Figure Technologies, the blockchain lending startup co-founded by former SoFi CEO Mike Cagney, grew throughout its first year of business last year. The company entered the home equity lending market first, when it rolled out its signature product, Figure Home Equity, which is a hybrid between a traditional home equity loan and a HELOC that allows homeowners to borrow from their home equity. Then the company went after the reverse mortgage market and unveiled a new program that it called an alternative to reverse mortgages. The program, called Figure Home Advantage, sees the company buy a property outright from a homeowner, who then rents the house back from Figure for as long as they want to. And now, the company will have some new funding to continue its expansion. Figure announced this week that it raised $65 million in its Series B equity funding. According to the company, the latest funding round brings the company’s total equity funding to more than $120 million in just its second year of operating. The funding round was led by RPM Ventures and partners at DST Global, with participation from investors Ribbit Capital, DCM, DCG, Nimble Ventures, Morgan Creek, and others. Cagney, who left SoFi in 2017 after reports emerged about the alleged toxic culture at the online lender, said that Figure is “encouraged” by the company’s first-year results and is looking forward to growing thanks to the new funding. “We are encouraged by what we’ve accomplished in our first year, and this investment validates Figure’s market potential,” Cagney, who serves as Figure’s CEO, said. “We launched the fastest HELOC in the market, and we originate, finance and sell every one of our loans on the Provenance blockchain, an industry first,” Cagney continued. “From the diversity of our founding team to our alignment with our members’ financial success, we believe we’re building a different — and better — kind of technology company.” As Cagney noted, the company built and deployed its own blockchain system, which it calls Provenance.
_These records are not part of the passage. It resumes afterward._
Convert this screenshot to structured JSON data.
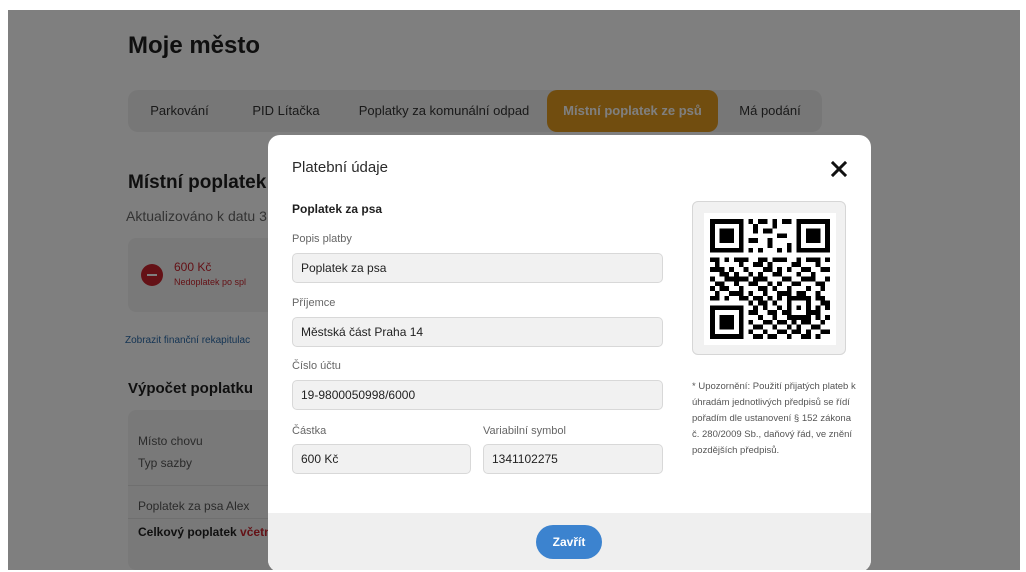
{
  "page": {
    "title": "Moje město"
  },
  "tabs": [
    {
      "label": "Parkování"
    },
    {
      "label": "PID Lítačka"
    },
    {
      "label": "Poplatky za komunální odpad"
    },
    {
      "label": "Místní poplatek ze psů"
    },
    {
      "label": "Má podání"
    }
  ],
  "background": {
    "section_title": "Místní poplatek :",
    "updated": "Aktualizováno k datu 3",
    "balance_amount": "600 Kč",
    "balance_note": "Nedoplatek po spl",
    "recap_link": "Zobrazit finanční rekapitulac",
    "calc_title": "Výpočet poplatku",
    "calc_rows": [
      {
        "label": "Místo chovu"
      },
      {
        "label": "Typ sazby"
      },
      {
        "label": "Poplatek za psa Alex"
      }
    ],
    "total_label": "Celkový poplatek",
    "total_suffix": "včetn"
  },
  "modal": {
    "title": "Platební údaje",
    "subtitle": "Poplatek za psa",
    "fields": {
      "popis": {
        "label": "Popis platby",
        "value": "Poplatek za psa"
      },
      "prijemce": {
        "label": "Příjemce",
        "value": "Městská část Praha 14"
      },
      "ucet": {
        "label": "Číslo účtu",
        "value": "19-9800050998/6000"
      },
      "castka": {
        "label": "Částka",
        "value": "600 Kč"
      },
      "vs": {
        "label": "Variabilní symbol",
        "value": "1341102275"
      }
    },
    "notice": "* Upozornění: Použití přijatých plateb k úhradám jednotlivých předpisů se řídí pořadím dle ustanovení § 152 zákona č. 280/2009 Sb., daňový řád, ve znění pozdějších předpisů.",
    "close_button": "Zavřít",
    "icons": {
      "close": "close-icon",
      "qr": "qr-code-icon"
    }
  },
  "colors": {
    "accent_tab": "#e39a1f",
    "primary_button": "#3c83cf",
    "error": "#c8232c"
  }
}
The company uses the blockchain for all of its lending activities, which has its advantages, according to the company. This is how Figure describes it: “The company leverages the security, efficiencies and cost advantage of blockchain for loan origination, financing and sales and has a diverse set of funds, banks and dealers active on Provenance today.” According to the company, Figure was the first loan originator on Provenance, but the company says that several other originators plan to use the platform by the middle of this year. The company also said that additional use cases, such as investment funds on blockchain, are also planned for this year. Beyond that, the company plans to expand its Figure Home Advantage reverse mortgage alternative, which is currently being rolled out in Texas, Illinois, and Nevada, and take the program nationwide this year.